Herman Melville’s character Bartleby the scrivener famously said he “would prefer not to,” and 160 years later the owner of Bartleby’s Books would prefer not to see Amazon (AMZN).com Inc. control Internet addresses ending in .book.
“I would just hate to see the cultural process that books represent be controlled by a single firm,” John Thomson, owner of Bartleby’s in Washington and president of the Antiquarian Booksellers’ Association of America Inc., said in an interview.
The trade group of 450 booksellers has joined Barnes & Noble Inc. (BKS) and publishers in objecting to Amazon’s application to win ownership of the .book domain.
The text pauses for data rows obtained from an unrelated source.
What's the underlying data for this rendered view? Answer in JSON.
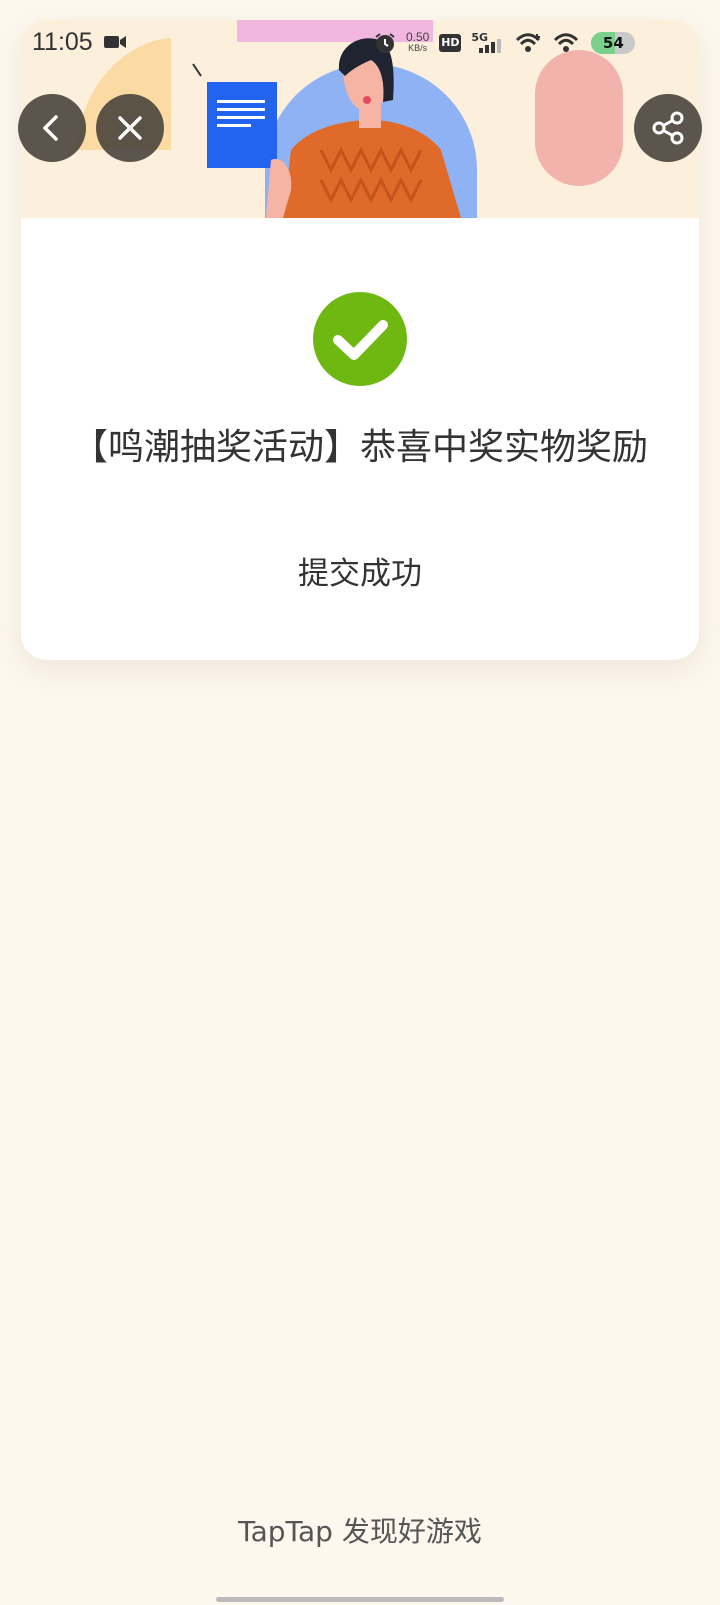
{
  "status_bar": {
    "time": "11:05",
    "net_speed_value": "0.50",
    "net_speed_unit": "KB/s",
    "hd_label": "HD",
    "network_label": "5G",
    "battery_level": "54"
  },
  "result": {
    "title": "【鸣潮抽奖活动】恭喜中奖实物奖励",
    "status": "提交成功"
  },
  "footer": {
    "text": "TapTap 发现好游戏"
  },
  "colors": {
    "background": "#fdf7ee",
    "success_green": "#6fb812",
    "overlay_button": "#46403a"
  }
}
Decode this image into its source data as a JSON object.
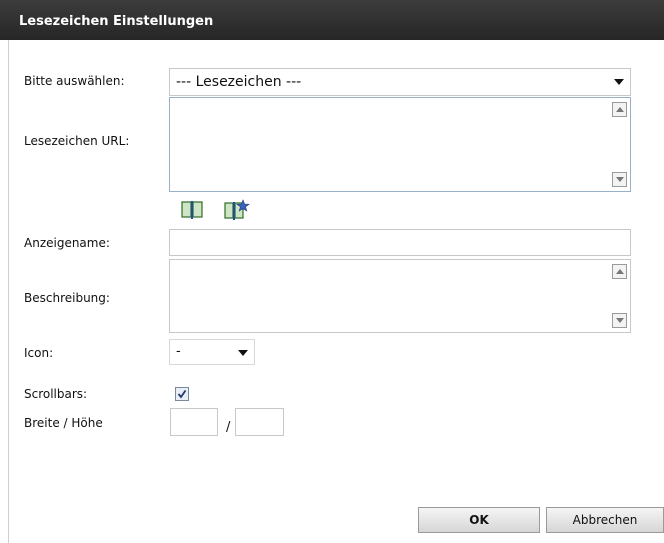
{
  "dialog": {
    "title": "Lesezeichen Einstellungen"
  },
  "form": {
    "select_label": "Bitte auswählen:",
    "select_value": "--- Lesezeichen ---",
    "url_label": "Lesezeichen URL:",
    "url_value": "",
    "display_name_label": "Anzeigename:",
    "display_name_value": "",
    "description_label": "Beschreibung:",
    "description_value": "",
    "icon_label": "Icon:",
    "icon_value": "-",
    "scrollbars_label": "Scrollbars:",
    "scrollbars_checked": true,
    "size_label": "Breite / Höhe",
    "size_separator": "/",
    "width_value": "",
    "height_value": ""
  },
  "buttons": {
    "ok": "OK",
    "cancel": "Abbrechen"
  },
  "icons": {
    "bookmark_browse": "open-book-icon",
    "bookmark_add": "book-star-icon"
  },
  "colors": {
    "titlebar": "#2f2f2f",
    "textarea_border": "#9ab0c8"
  }
}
The Internet Corporation for Assigned Names and Numbers, the non-profit Web administrator, is weighing requests for more than 1,400 new top-level domains — the letters to the right of the dot, such as .com or .net. The first of the new names in the Internet’s biggest expansion are to appear by year’s end.
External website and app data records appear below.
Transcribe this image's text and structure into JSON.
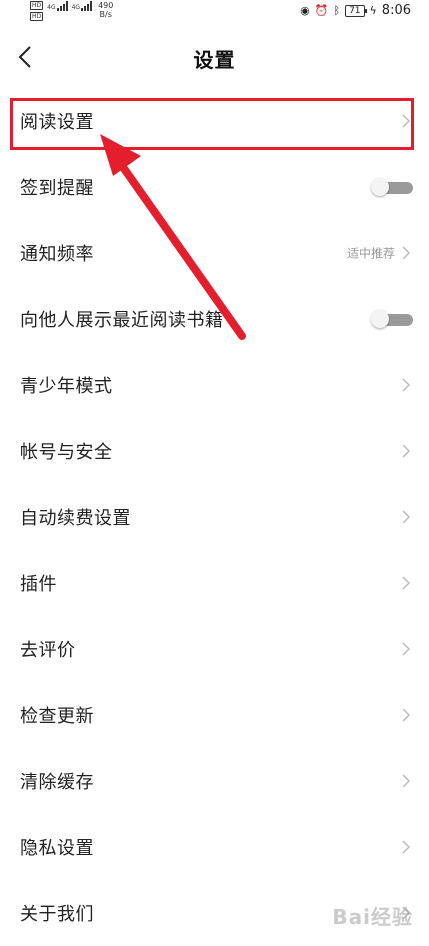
{
  "status_bar": {
    "network_left": "4G",
    "network_right": "4G",
    "speed_value": "490",
    "speed_unit": "B/s",
    "battery": "71",
    "time": "8:06",
    "icons": [
      "eye-icon",
      "alarm-icon",
      "bluetooth-icon",
      "charging-icon"
    ]
  },
  "header": {
    "title": "设置",
    "back_icon": "chevron-left-icon"
  },
  "settings": {
    "items": [
      {
        "label": "阅读设置",
        "control": "chevron"
      },
      {
        "label": "签到提醒",
        "control": "toggle",
        "toggle_on": false
      },
      {
        "label": "通知频率",
        "control": "chevron",
        "value": "适中推荐"
      },
      {
        "label": "向他人展示最近阅读书籍",
        "control": "toggle",
        "toggle_on": false
      },
      {
        "label": "青少年模式",
        "control": "chevron"
      },
      {
        "label": "帐号与安全",
        "control": "chevron"
      },
      {
        "label": "自动续费设置",
        "control": "chevron"
      },
      {
        "label": "插件",
        "control": "chevron"
      },
      {
        "label": "去评价",
        "control": "chevron"
      },
      {
        "label": "检查更新",
        "control": "chevron"
      },
      {
        "label": "清除缓存",
        "control": "chevron"
      },
      {
        "label": "隐私设置",
        "control": "chevron"
      },
      {
        "label": "关于我们",
        "control": "chevron"
      }
    ]
  },
  "annotation": {
    "color": "#e31e2d"
  },
  "watermark": "Bai经验"
}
Amazon and companies from fashion houses to financial institutions paid $185,000 for each application for a fresh domain. Some applicants are betting there’s money to be made selling website addresses under generic designations such as .game or .shop, while others are trying to protect how their brands are used, with names such as .airbus or .qvc. Search-engine owner Google (GOOG) Inc. applied for 101 domains, including .search, .map and .mail.
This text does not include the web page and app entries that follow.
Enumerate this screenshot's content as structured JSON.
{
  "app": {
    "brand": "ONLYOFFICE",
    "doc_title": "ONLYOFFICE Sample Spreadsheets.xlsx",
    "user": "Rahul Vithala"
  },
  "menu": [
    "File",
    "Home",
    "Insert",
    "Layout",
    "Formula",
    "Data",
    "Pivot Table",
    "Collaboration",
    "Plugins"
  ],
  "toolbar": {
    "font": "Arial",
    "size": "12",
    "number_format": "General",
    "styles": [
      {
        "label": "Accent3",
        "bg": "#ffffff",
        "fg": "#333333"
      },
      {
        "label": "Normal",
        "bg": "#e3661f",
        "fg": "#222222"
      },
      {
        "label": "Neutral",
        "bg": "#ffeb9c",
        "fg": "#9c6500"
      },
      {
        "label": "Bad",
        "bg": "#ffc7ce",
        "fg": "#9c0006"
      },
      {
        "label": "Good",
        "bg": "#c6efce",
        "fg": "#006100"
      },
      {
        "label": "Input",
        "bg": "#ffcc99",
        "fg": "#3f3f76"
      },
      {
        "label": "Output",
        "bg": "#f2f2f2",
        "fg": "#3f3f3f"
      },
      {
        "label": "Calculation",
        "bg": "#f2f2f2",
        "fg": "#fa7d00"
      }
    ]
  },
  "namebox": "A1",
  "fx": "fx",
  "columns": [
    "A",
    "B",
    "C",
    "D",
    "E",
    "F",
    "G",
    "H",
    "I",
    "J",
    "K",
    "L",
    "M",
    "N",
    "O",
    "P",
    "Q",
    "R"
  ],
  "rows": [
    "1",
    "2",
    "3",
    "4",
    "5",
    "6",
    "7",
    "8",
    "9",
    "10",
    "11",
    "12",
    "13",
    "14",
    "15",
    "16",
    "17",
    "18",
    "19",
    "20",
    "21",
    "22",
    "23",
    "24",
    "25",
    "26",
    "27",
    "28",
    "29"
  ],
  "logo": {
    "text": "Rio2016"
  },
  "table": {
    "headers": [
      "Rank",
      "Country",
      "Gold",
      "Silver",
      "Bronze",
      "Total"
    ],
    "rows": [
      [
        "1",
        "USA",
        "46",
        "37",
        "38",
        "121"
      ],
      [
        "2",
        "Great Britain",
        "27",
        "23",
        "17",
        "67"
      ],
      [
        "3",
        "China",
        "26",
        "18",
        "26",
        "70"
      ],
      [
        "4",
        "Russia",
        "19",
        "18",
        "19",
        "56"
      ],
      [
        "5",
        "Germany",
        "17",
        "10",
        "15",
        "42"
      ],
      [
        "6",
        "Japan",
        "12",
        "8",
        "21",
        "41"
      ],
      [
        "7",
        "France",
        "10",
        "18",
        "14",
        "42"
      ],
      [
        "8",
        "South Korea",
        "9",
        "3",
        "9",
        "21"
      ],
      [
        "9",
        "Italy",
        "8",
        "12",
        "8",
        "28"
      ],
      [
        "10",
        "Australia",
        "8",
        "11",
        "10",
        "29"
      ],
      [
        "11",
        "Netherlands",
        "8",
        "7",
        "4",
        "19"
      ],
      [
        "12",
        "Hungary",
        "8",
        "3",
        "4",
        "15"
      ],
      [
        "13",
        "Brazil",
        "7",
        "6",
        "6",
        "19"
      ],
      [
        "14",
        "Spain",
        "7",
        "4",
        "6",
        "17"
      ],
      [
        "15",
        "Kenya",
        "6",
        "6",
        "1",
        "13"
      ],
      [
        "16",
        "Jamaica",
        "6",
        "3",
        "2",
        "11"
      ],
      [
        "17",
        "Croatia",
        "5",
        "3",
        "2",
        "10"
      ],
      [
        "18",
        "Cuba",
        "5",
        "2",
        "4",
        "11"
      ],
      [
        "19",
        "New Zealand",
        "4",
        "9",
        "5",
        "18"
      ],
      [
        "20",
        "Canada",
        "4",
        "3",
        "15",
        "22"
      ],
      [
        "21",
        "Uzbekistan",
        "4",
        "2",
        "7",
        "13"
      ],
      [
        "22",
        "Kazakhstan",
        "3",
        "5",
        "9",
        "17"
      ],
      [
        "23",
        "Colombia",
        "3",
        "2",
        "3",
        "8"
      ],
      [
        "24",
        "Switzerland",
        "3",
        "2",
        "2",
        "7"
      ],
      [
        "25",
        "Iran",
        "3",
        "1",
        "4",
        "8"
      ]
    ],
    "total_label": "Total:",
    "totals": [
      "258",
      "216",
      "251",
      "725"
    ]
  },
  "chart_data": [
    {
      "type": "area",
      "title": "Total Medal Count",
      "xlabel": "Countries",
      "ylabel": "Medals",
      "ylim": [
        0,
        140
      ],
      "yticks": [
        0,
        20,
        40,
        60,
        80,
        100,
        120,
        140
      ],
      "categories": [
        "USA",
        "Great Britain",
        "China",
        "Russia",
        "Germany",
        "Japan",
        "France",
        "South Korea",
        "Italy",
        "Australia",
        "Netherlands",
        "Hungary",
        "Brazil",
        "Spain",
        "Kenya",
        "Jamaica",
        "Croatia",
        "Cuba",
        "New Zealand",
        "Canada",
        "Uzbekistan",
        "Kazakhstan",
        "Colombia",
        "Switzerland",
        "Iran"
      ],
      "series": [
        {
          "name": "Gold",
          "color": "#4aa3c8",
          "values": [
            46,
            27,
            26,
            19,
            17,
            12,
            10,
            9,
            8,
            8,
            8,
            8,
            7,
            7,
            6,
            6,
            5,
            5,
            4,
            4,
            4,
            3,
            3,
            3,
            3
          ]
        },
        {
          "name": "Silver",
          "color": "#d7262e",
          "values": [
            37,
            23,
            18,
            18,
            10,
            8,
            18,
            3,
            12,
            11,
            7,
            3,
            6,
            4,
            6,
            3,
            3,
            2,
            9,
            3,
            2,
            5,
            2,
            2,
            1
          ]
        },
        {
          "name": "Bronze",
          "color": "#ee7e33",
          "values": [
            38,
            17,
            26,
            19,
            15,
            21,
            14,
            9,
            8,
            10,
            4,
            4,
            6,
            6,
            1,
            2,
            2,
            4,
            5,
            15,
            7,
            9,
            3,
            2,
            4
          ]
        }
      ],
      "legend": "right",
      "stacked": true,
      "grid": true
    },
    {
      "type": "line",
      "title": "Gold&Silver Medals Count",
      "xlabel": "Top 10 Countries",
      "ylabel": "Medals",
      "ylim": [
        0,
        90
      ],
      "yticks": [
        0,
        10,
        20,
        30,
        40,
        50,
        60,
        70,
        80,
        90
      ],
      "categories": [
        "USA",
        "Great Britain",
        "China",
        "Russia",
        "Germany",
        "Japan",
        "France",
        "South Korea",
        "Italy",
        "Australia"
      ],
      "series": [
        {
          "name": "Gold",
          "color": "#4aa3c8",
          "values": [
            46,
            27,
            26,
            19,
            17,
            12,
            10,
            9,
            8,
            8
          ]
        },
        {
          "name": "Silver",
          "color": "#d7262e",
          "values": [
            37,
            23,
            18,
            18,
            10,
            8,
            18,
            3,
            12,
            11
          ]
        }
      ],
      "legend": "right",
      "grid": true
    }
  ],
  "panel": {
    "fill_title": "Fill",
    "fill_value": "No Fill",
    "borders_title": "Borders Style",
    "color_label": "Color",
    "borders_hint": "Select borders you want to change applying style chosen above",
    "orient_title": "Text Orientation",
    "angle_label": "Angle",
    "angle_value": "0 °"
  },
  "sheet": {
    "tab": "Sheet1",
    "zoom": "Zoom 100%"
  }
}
Icann says 230 names have more than one applicant, and conflicts may have to be resolved through auctions. Paris-based L’Oreal SA (OR), the world’s largest cosmetics maker, is vying for .beauty with Top Level Domain Holdings Plc (TLDH), a London-based company. The U.S. Polo Association, which governs what it calls the “Sport of Kings,” has objected to Polo-brand clothing maker Ralph Lauren Corp. (RL)’s bid for .polo. read more